Aug 2nd 2010
Efforts by House Democrats on Friday to repeal an Internal Revenue Service filing requirement contained in the new health care legislation failed when the measure fell short of the two-thirds majority vote needed to pass.
The measure, proposed by House Ways and Means Chairman Sandy Levin (D-MI), sought to repeal a requirement of businesses to report to the IRS any purchase from a vendor of goods or services worth $600 or more during the calendar year.
The measure failed 241 to 154 in a vote that followed party lines almost entirely.
The American Institute of Certified Public Accountants (AICPA) last month told members of Congress they should repeal the reporting requirement, which takes effect next year, because it will be burdensome and costly for small businesses to compile the data and prepare the Form 1099-MISC information return.
Furthermore, the AICPA said the information collected on the 1099 forms will not be helpful to the IRS in collecting any unpaid taxes that should have been paid by the vendor because it will be difficult to reconcile payments reported on the forms and income reported by the vendor.
Rep. Levin on Friday said the reporting requirement is "a potentially onerous burden for small businesses." However, the extra reporting, according to The Wall Street Journal, is projected to raise $17 billion in government revenues for the IRS over the next decade because it will give the IRS ability to seek out income currently not reported by vendors.
To replace that revenue, Democrats proposed curbing foreign tax credits that multinational firms use to lower their U.S. tax burden. This revenue-raising proposal, however, presumably was the death knell for a measure supported by Democrats and Republicans, alike.
Sen. Mike Johanns (D-NE), among other senators, is looking to add a provision repealing the IRS reporting requirement to a small-business tax package pending in the Senate, according to The Wall Street Journal. Several Senate Democrats last month raised concerns with the IRS regarding the reporting mandate.

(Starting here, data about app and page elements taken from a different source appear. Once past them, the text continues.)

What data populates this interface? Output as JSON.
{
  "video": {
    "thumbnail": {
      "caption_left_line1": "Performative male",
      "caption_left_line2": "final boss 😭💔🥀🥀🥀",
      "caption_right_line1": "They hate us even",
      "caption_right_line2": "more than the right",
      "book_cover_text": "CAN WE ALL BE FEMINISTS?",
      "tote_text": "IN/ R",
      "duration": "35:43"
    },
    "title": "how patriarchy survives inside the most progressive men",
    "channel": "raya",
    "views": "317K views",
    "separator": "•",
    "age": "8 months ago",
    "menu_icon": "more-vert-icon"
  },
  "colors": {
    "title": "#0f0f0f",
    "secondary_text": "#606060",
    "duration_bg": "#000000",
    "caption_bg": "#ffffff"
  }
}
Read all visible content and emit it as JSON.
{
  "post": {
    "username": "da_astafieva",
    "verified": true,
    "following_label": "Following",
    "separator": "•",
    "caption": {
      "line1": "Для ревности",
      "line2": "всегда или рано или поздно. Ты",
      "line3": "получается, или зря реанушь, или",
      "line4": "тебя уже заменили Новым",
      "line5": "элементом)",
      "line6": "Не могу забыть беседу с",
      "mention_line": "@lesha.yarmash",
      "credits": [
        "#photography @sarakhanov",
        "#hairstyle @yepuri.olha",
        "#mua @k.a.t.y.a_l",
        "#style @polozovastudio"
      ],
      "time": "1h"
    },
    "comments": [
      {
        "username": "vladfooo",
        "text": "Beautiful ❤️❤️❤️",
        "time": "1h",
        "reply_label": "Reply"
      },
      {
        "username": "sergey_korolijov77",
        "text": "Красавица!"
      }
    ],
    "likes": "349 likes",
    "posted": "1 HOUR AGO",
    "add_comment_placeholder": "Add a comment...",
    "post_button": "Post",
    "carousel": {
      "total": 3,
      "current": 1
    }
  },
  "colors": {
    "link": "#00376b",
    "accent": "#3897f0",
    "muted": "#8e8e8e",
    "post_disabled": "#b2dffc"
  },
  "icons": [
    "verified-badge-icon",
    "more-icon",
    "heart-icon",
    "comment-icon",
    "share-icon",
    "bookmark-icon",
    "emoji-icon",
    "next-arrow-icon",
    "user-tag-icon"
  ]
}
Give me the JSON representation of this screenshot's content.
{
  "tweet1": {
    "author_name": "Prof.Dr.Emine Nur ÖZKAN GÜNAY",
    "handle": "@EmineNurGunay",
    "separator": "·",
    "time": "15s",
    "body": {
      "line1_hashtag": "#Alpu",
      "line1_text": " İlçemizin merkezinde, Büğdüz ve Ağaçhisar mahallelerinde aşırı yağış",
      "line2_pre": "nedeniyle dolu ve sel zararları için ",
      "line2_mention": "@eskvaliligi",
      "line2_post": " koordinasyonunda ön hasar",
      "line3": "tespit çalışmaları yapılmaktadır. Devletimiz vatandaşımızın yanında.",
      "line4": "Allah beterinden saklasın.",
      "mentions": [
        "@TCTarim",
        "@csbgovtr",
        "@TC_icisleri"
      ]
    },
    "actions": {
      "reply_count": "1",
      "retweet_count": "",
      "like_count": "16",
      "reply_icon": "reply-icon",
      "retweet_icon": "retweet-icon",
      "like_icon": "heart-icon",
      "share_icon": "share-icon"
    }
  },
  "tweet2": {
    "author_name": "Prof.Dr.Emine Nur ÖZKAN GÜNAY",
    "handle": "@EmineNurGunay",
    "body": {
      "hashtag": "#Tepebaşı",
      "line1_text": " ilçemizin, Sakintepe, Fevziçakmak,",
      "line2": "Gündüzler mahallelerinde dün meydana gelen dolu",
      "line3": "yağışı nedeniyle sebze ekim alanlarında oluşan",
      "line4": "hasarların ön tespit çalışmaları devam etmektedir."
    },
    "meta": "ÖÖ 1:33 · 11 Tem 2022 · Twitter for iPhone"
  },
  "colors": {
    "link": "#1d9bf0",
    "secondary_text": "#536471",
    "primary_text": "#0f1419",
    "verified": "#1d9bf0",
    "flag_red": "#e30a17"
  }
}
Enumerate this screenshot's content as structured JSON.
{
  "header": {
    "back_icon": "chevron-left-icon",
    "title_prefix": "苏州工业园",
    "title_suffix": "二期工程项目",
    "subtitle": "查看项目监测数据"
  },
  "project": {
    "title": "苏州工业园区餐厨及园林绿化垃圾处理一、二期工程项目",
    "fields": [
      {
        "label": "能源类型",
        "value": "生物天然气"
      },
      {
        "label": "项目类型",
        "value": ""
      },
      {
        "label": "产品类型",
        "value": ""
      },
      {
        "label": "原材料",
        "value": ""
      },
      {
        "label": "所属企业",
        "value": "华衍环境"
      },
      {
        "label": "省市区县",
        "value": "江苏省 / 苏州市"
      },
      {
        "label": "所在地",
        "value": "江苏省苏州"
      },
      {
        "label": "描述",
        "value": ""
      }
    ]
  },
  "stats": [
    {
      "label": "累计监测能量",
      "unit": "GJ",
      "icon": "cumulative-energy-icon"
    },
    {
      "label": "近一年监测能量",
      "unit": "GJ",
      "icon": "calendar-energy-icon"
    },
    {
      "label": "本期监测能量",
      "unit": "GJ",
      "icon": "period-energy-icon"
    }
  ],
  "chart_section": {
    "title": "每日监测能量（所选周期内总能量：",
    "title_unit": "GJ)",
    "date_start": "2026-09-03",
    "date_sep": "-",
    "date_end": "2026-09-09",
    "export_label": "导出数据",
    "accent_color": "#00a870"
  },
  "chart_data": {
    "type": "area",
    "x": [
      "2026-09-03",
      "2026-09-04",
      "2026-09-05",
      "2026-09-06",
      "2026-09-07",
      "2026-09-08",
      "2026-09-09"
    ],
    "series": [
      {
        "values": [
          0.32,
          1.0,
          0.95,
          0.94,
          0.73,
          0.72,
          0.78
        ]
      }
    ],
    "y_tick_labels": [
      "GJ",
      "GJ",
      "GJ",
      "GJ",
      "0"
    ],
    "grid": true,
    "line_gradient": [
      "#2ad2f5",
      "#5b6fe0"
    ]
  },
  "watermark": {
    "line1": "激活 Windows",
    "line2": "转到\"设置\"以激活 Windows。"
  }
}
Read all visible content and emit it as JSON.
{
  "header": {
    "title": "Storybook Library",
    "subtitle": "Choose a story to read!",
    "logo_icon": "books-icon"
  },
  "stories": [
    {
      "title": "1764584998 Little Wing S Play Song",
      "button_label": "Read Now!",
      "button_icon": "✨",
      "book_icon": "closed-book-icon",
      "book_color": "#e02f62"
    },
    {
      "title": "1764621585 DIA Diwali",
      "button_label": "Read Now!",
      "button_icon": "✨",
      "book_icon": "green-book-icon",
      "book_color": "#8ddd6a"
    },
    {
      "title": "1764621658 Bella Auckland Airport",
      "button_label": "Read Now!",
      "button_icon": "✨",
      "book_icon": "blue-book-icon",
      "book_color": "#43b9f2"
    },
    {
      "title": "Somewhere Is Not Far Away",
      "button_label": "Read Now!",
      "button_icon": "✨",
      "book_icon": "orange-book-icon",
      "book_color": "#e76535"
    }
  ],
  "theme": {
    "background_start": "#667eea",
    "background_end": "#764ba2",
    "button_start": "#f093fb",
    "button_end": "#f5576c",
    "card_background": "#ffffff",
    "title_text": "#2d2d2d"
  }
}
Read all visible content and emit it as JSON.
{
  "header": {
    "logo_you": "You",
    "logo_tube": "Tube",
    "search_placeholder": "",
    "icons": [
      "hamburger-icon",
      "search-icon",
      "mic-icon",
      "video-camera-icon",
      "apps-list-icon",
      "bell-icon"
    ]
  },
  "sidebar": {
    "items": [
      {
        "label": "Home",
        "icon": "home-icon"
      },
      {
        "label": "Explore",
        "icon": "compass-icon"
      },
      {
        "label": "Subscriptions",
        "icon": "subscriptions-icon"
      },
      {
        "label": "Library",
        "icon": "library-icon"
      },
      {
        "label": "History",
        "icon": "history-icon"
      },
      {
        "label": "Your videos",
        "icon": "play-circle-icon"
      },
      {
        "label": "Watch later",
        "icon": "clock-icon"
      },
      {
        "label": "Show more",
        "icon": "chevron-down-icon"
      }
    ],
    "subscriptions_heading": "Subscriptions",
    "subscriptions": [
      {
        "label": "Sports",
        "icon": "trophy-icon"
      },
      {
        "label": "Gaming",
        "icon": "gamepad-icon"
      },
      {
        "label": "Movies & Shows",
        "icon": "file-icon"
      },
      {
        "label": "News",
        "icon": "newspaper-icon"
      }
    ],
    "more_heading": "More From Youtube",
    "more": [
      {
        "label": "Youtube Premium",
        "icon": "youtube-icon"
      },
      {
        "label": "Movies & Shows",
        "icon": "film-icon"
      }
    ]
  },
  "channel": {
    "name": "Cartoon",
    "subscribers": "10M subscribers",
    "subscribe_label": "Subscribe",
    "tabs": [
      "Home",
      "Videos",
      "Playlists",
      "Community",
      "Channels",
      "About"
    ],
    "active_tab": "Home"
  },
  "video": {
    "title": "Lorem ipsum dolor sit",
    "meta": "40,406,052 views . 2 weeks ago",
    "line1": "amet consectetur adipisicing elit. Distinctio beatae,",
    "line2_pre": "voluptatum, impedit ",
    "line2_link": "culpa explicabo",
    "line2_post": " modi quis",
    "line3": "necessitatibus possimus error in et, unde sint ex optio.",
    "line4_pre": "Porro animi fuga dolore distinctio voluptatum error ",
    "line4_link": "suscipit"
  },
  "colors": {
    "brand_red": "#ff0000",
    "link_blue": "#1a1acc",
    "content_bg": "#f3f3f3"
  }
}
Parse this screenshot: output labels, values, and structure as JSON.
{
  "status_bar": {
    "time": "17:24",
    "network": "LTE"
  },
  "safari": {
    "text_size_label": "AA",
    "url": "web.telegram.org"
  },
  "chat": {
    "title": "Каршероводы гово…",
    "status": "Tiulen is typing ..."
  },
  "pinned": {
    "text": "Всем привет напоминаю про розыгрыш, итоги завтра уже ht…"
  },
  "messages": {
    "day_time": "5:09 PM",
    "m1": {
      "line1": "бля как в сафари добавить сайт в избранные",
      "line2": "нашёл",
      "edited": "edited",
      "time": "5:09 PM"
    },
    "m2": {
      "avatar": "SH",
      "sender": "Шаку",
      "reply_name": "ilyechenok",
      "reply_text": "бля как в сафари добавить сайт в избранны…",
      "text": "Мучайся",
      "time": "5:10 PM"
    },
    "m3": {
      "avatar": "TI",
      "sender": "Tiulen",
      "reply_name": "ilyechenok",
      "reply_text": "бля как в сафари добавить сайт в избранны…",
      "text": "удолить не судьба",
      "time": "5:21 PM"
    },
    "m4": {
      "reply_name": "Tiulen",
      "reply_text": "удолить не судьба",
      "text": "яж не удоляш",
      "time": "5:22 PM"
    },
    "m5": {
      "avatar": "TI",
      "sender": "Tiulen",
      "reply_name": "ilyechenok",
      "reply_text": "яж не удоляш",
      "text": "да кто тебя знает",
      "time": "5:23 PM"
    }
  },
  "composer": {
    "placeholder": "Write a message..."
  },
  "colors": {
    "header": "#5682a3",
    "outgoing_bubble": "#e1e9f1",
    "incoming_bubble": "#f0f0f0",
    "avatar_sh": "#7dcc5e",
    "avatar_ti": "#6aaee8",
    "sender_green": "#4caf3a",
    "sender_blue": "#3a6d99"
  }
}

- AICPA asks Congress to repeal new 1099 reporting provision
- AICPA's tax accountants get immersed in tips, new law, and sunshine